Some experts say you should have a separate credit card for business expenses, but if you don’t have the money to pay for something, you don’t need to buy it.
Sorry, I can’t give any good advice on the use of a credit card for your bootstrapped business.
Starting a freelance business is not expensive, so there’s certainly no need to use debt to get it going.
In truth, you can start your freelancing business with no money down.
Your website name may have “.wordpress.com” in it, but it’s still a website where clients can go to see all your work.
Save up money to pay for a domain and hosting, they don’t cost very much.
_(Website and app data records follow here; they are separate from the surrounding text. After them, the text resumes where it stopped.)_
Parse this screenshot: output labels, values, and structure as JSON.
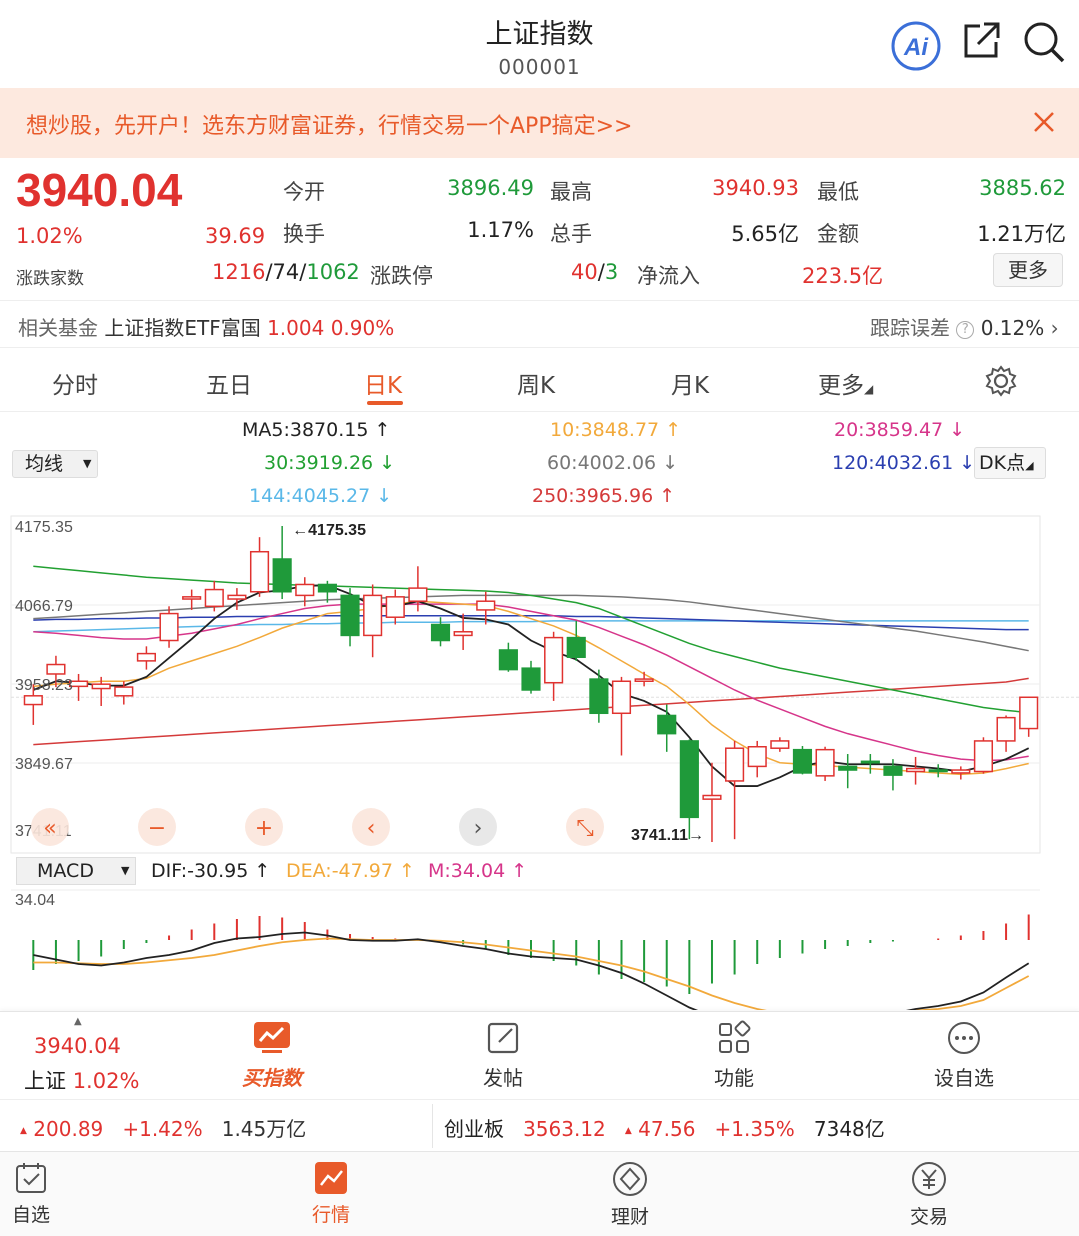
{
  "header": {
    "title": "上证指数",
    "code": "000001"
  },
  "promo": {
    "text": "想炒股，先开户！选东方财富证券，行情交易一个APP搞定>>"
  },
  "quote": {
    "price": "3940.04",
    "change_pct": "1.02%",
    "change": "39.69",
    "open_label": "今开",
    "open": "3896.49",
    "high_label": "最高",
    "high": "3940.93",
    "low_label": "最低",
    "low": "3885.62",
    "turnover_label": "换手",
    "turnover": "1.17%",
    "volume_label": "总手",
    "volume": "5.65亿",
    "amount_label": "金额",
    "amount": "1.21万亿",
    "breadth_label": "涨跌家数",
    "up": "1216",
    "flat": "74",
    "down": "1062",
    "sep": "/",
    "limit_label": "涨跌停",
    "limit_up": "40",
    "limit_down": "3",
    "netflow_label": "净流入",
    "netflow": "223.5亿",
    "more_label": "更多"
  },
  "fund": {
    "label": "相关基金",
    "name": "上证指数ETF富国",
    "price": "1.004",
    "pct": "0.90%",
    "tracking_label": "跟踪误差",
    "tracking_value": "0.12%"
  },
  "tabs": [
    "分时",
    "五日",
    "日K",
    "周K",
    "月K",
    "更多"
  ],
  "ma_legend": {
    "select": "均线",
    "ma5": "MA5:3870.15",
    "ma10": "10:3848.77",
    "ma20": "20:3859.47",
    "ma30": "30:3919.26",
    "ma60": "60:4002.06",
    "ma120": "120:4032.61",
    "ma144": "144:4045.27",
    "ma250": "250:3965.96",
    "dk": "DK点"
  },
  "colors": {
    "up": "#e0322f",
    "down": "#1f9a3a",
    "accent": "#e85a2a",
    "ma5": "#222222",
    "ma10": "#f2a93b",
    "ma20": "#d6358a",
    "ma30": "#22a032",
    "ma60": "#777777",
    "ma120": "#2b3fb0",
    "ma144": "#5ab8e8",
    "ma250": "#d43a3a"
  },
  "chart_data": {
    "type": "candlestick",
    "y_ticks": [
      "4175.35",
      "4066.79",
      "3958.23",
      "3849.67",
      "3741.11"
    ],
    "ylim": [
      3741.11,
      4175.35
    ],
    "max_label": "4175.35",
    "min_label": "3741.11",
    "candles": [
      [
        3930,
        3942,
        3902,
        3958
      ],
      [
        3972,
        3985,
        3954,
        3997
      ],
      [
        3955,
        3962,
        3935,
        3972
      ],
      [
        3952,
        3958,
        3928,
        3968
      ],
      [
        3942,
        3954,
        3930,
        3962
      ],
      [
        3990,
        4000,
        3978,
        4010
      ],
      [
        4018,
        4055,
        4008,
        4065
      ],
      [
        4075,
        4078,
        4060,
        4088
      ],
      [
        4065,
        4088,
        4058,
        4100
      ],
      [
        4075,
        4080,
        4060,
        4090
      ],
      [
        4085,
        4140,
        4078,
        4160
      ],
      [
        4130,
        4085,
        4075,
        4175.35
      ],
      [
        4080,
        4095,
        4065,
        4105
      ],
      [
        4095,
        4085,
        4070,
        4100
      ],
      [
        4080,
        4025,
        4010,
        4090
      ],
      [
        4025,
        4080,
        3995,
        4095
      ],
      [
        4050,
        4078,
        4040,
        4088
      ],
      [
        4072,
        4090,
        4058,
        4120
      ],
      [
        4040,
        4018,
        4010,
        4050
      ],
      [
        4025,
        4030,
        4005,
        4055
      ],
      [
        4060,
        4072,
        4040,
        4085
      ],
      [
        4005,
        3978,
        3975,
        4015
      ],
      [
        3980,
        3950,
        3945,
        3990
      ],
      [
        3960,
        4022,
        3935,
        4030
      ],
      [
        4022,
        3995,
        3990,
        4045
      ],
      [
        3965,
        3918,
        3905,
        3978
      ],
      [
        3918,
        3962,
        3860,
        3968
      ],
      [
        3962,
        3965,
        3955,
        3975
      ],
      [
        3915,
        3890,
        3865,
        3930
      ],
      [
        3880,
        3775,
        3745,
        3882
      ],
      [
        3800,
        3805,
        3741.11,
        3850
      ],
      [
        3825,
        3870,
        3745,
        3880
      ],
      [
        3845,
        3872,
        3830,
        3880
      ],
      [
        3870,
        3880,
        3865,
        3885
      ],
      [
        3868,
        3836,
        3834,
        3873
      ],
      [
        3832,
        3868,
        3825,
        3872
      ],
      [
        3845,
        3840,
        3815,
        3862
      ],
      [
        3852,
        3850,
        3835,
        3862
      ],
      [
        3845,
        3833,
        3812,
        3855
      ],
      [
        3838,
        3842,
        3820,
        3858
      ],
      [
        3840,
        3838,
        3830,
        3848
      ],
      [
        3836,
        3840,
        3827,
        3845
      ],
      [
        3838,
        3880,
        3835,
        3885
      ],
      [
        3880,
        3912,
        3865,
        3915
      ],
      [
        3897,
        3940,
        3885.62,
        3940.93
      ]
    ],
    "ma": {
      "ma5": [
        3950,
        3962,
        3960,
        3956,
        3956,
        3968,
        3994,
        4020,
        4048,
        4070,
        4084,
        4087,
        4093,
        4094,
        4082,
        4066,
        4065,
        4072,
        4062,
        4049,
        4047,
        4040,
        4018,
        4003,
        3992,
        3970,
        3945,
        3935,
        3920,
        3885,
        3845,
        3818,
        3818,
        3830,
        3845,
        3852,
        3848,
        3848,
        3848,
        3845,
        3842,
        3838,
        3845,
        3855,
        3870
      ],
      "ma10": [
        3955,
        3958,
        3960,
        3962,
        3962,
        3966,
        3980,
        3990,
        4000,
        4010,
        4022,
        4035,
        4045,
        4055,
        4058,
        4062,
        4068,
        4072,
        4070,
        4068,
        4066,
        4058,
        4048,
        4038,
        4025,
        4008,
        3990,
        3972,
        3955,
        3930,
        3902,
        3880,
        3862,
        3850,
        3848,
        3846,
        3844,
        3842,
        3840,
        3838,
        3836,
        3834,
        3836,
        3842,
        3849
      ],
      "ma20": [
        4030,
        4028,
        4025,
        4022,
        4020,
        4020,
        4024,
        4028,
        4034,
        4040,
        4048,
        4055,
        4062,
        4066,
        4068,
        4068,
        4068,
        4068,
        4068,
        4068,
        4068,
        4064,
        4058,
        4052,
        4046,
        4036,
        4024,
        4012,
        3998,
        3982,
        3966,
        3950,
        3936,
        3924,
        3912,
        3900,
        3890,
        3882,
        3874,
        3866,
        3860,
        3855,
        3853,
        3854,
        3859
      ],
      "ma30": [
        4120,
        4117,
        4114,
        4111,
        4108,
        4105,
        4103,
        4101,
        4099,
        4097,
        4096,
        4095,
        4094,
        4093,
        4092,
        4091,
        4090,
        4089,
        4088,
        4087,
        4086,
        4084,
        4080,
        4075,
        4070,
        4062,
        4050,
        4038,
        4026,
        4014,
        4004,
        3996,
        3988,
        3980,
        3974,
        3968,
        3962,
        3956,
        3950,
        3944,
        3938,
        3932,
        3926,
        3922,
        3919
      ],
      "ma60": [
        4048,
        4050,
        4052,
        4054,
        4056,
        4058,
        4060,
        4062,
        4064,
        4066,
        4068,
        4070,
        4072,
        4074,
        4075,
        4076,
        4077,
        4078,
        4079,
        4080,
        4080,
        4080,
        4080,
        4080,
        4080,
        4079,
        4078,
        4076,
        4074,
        4071,
        4067,
        4063,
        4059,
        4055,
        4051,
        4047,
        4043,
        4039,
        4035,
        4031,
        4026,
        4021,
        4016,
        4010,
        4004
      ],
      "ma120": [
        4046,
        4047,
        4047,
        4048,
        4048,
        4049,
        4049,
        4050,
        4050,
        4051,
        4051,
        4052,
        4052,
        4052,
        4052,
        4052,
        4052,
        4052,
        4052,
        4052,
        4052,
        4052,
        4052,
        4052,
        4051,
        4051,
        4050,
        4049,
        4048,
        4047,
        4046,
        4045,
        4044,
        4043,
        4042,
        4041,
        4040,
        4039,
        4038,
        4037,
        4036,
        4035,
        4034,
        4033,
        4033
      ],
      "ma144": [
        4030,
        4031,
        4032,
        4033,
        4034,
        4035,
        4036,
        4037,
        4038,
        4039,
        4040,
        4040,
        4041,
        4041,
        4042,
        4042,
        4043,
        4043,
        4043,
        4044,
        4044,
        4044,
        4044,
        4045,
        4045,
        4045,
        4045,
        4045,
        4045,
        4045,
        4045,
        4045,
        4045,
        4045,
        4045,
        4045,
        4045,
        4045,
        4045,
        4045,
        4045,
        4045,
        4045,
        4045,
        4045
      ],
      "ma250": [
        3875,
        3877,
        3879,
        3881,
        3883,
        3885,
        3887,
        3889,
        3891,
        3893,
        3895,
        3897,
        3899,
        3901,
        3903,
        3905,
        3907,
        3909,
        3911,
        3913,
        3915,
        3917,
        3919,
        3921,
        3923,
        3925,
        3927,
        3929,
        3931,
        3933,
        3935,
        3937,
        3939,
        3941,
        3943,
        3945,
        3947,
        3949,
        3951,
        3953,
        3955,
        3957,
        3959,
        3961,
        3966
      ]
    },
    "macd": {
      "label": "MACD",
      "dif": "DIF:-30.95",
      "dea": "DEA:-47.97",
      "m": "M:34.04",
      "top_label": "34.04",
      "hist": [
        -40,
        -32,
        -28,
        -22,
        -12,
        -4,
        6,
        14,
        22,
        28,
        32,
        30,
        24,
        14,
        8,
        4,
        2,
        1,
        -2,
        -6,
        -12,
        -20,
        -24,
        -28,
        -34,
        -46,
        -52,
        -56,
        -62,
        -72,
        -58,
        -46,
        -32,
        -24,
        -18,
        -12,
        -8,
        -4,
        -2,
        0,
        2,
        6,
        12,
        22,
        34
      ],
      "dif_line": [
        -20,
        -26,
        -32,
        -34,
        -30,
        -24,
        -20,
        -14,
        -4,
        2,
        4,
        8,
        10,
        6,
        0,
        -1,
        -1,
        1,
        -3,
        -8,
        -12,
        -18,
        -22,
        -24,
        -26,
        -34,
        -44,
        -58,
        -74,
        -90,
        -102,
        -110,
        -114,
        -114,
        -112,
        -110,
        -106,
        -102,
        -98,
        -92,
        -88,
        -82,
        -70,
        -50,
        -31
      ],
      "dea_line": [
        -30,
        -30,
        -31,
        -32,
        -32,
        -30,
        -27,
        -24,
        -20,
        -14,
        -8,
        -3,
        0,
        2,
        1,
        0,
        0,
        0,
        -1,
        -3,
        -6,
        -10,
        -14,
        -18,
        -22,
        -28,
        -34,
        -42,
        -52,
        -62,
        -74,
        -84,
        -92,
        -98,
        -100,
        -100,
        -99,
        -98,
        -96,
        -94,
        -92,
        -88,
        -80,
        -64,
        -48
      ]
    }
  },
  "chart_controls": [
    "«",
    "−",
    "+",
    "‹",
    "›",
    "⤡"
  ],
  "bottom": {
    "index_price": "3940.04",
    "index_name": "上证",
    "index_pct": "1.02%",
    "buy_label": "买指数",
    "post_label": "发帖",
    "func_label": "功能",
    "watch_label": "设自选"
  },
  "ticker": {
    "left_change": "200.89",
    "left_pct": "+1.42%",
    "left_amount": "1.45万亿",
    "name": "创业板",
    "price": "3563.12",
    "change": "47.56",
    "pct": "+1.35%",
    "amount": "7348亿"
  },
  "tabbar": [
    "自选",
    "行情",
    "理财",
    "交易"
  ]
}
Most are under $100 for one year.
If you start using a credit card to pay for purchases, you’ll be less likely to have restraint on the amount you spend.
Studies have shown that people who use credit cards end up spending 12-18% more than if they used cash or a debit card.
You don’t want to derail your business efforts later down the line when you have a client dry spell, and you can’t pay your credit card bill that month.
Yes, client dry-spells are real!
Don’t let the words “bookkeeping” and “accounting” and “managing money” scare you from making money as a freelancer.
The apps I mentioned above are excellent helpers that can teach you how to manage your successful freelancing business.
It’s best to start managing your money properly now, while your expenses are low and few.
You just may find that you won’t need to hire a bookkeeper or accountant to track and manage your freelancing income in the future because you’ve already got a handle on it. And that will save you money!
Over to you – How have you been tracking and managing your freelance income?